* Background has changed since this was written – see comments below.
6 thoughts on “Say Hello To The Squeaky Wheel”
Thanks for the tip. I’ve had that gray type problem for a long time. A related problem is the lack of contrast between the text and the background. Often they like to put light gray type against a white background. Or dark type against a dark background. It may look great but it becomes almost unreadable for many of us. Have you tried a lighter background color on this website? Happy New Year!
I’m happy to get some feedback, Les, because it’s hard to know what others are seeing. This WordPress theme I’m using has everything I want in features, but the background color choices are limited and mostly darker than what I’m using. I could choose from a couple of pale pastels but they’re kind of blah. On the other hand, knowing me, I might still tinker with it a little and maybe try it lighter. 🙂
Thanks for writing, and Happy New Year to you too!
I definitely notice a difference between the lighter and darker backgrounds.
Les, I decided to try an experiment. I’ve changed to a lighter background and would like to ask folks to comment on the two choices. (You can see the previous darker background in the first comparison image above.)
What do you think, everybody? Light or dark?
Hey Geez, welcome back. Thanks for letting me know you’re blogging again.
My eyes are ageing too and like the rest, I have difficulty with some sites. Actually, I have always had a problem as I’ve been short-sighted since I was a teenager.
I like your example with the darker, bolder text, that’d be my choice.
Thanks, Peter. Yeah, I’m back. . .I restarted 2-3 weeks ago after a couple of years away. I had been considering it for a while, and decided that maybe I still had a few things to say.

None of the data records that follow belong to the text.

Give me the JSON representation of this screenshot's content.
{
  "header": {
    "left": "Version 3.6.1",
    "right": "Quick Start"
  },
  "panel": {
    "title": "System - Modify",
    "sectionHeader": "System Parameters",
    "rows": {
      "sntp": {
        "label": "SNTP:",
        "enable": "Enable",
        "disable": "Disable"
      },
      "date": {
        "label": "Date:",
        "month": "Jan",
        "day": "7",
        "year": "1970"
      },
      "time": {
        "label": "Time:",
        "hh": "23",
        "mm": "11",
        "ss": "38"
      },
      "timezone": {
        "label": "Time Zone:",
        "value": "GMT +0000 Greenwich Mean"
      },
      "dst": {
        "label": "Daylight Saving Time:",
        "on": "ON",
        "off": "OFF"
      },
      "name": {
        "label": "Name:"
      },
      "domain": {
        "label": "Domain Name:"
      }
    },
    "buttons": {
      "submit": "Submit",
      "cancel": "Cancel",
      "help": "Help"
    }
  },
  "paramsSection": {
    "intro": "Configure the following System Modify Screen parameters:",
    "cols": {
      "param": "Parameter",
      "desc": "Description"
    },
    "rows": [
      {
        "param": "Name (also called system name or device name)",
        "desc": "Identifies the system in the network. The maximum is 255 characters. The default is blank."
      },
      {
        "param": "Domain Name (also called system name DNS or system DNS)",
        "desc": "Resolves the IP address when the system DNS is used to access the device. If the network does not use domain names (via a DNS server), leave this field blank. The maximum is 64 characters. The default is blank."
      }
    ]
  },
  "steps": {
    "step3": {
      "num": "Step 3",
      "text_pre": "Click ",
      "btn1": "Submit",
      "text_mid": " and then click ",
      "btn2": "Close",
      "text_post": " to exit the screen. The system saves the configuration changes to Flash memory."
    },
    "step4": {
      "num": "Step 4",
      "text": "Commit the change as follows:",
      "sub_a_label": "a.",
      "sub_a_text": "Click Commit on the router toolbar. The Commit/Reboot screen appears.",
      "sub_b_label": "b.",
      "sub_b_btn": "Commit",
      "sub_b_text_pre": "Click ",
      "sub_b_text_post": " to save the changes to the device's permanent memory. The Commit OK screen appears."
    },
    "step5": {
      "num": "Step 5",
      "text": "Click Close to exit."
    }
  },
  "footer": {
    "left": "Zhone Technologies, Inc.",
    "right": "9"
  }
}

I did take the opportunity to completely revamp the look, not just the website theme, colors, and fonts, but also how I use artwork and videos. I’m also trying to take more care with how I address the subject matter, so the posts might not be appearing quite as frequently as before but will hopefully show the extra effort.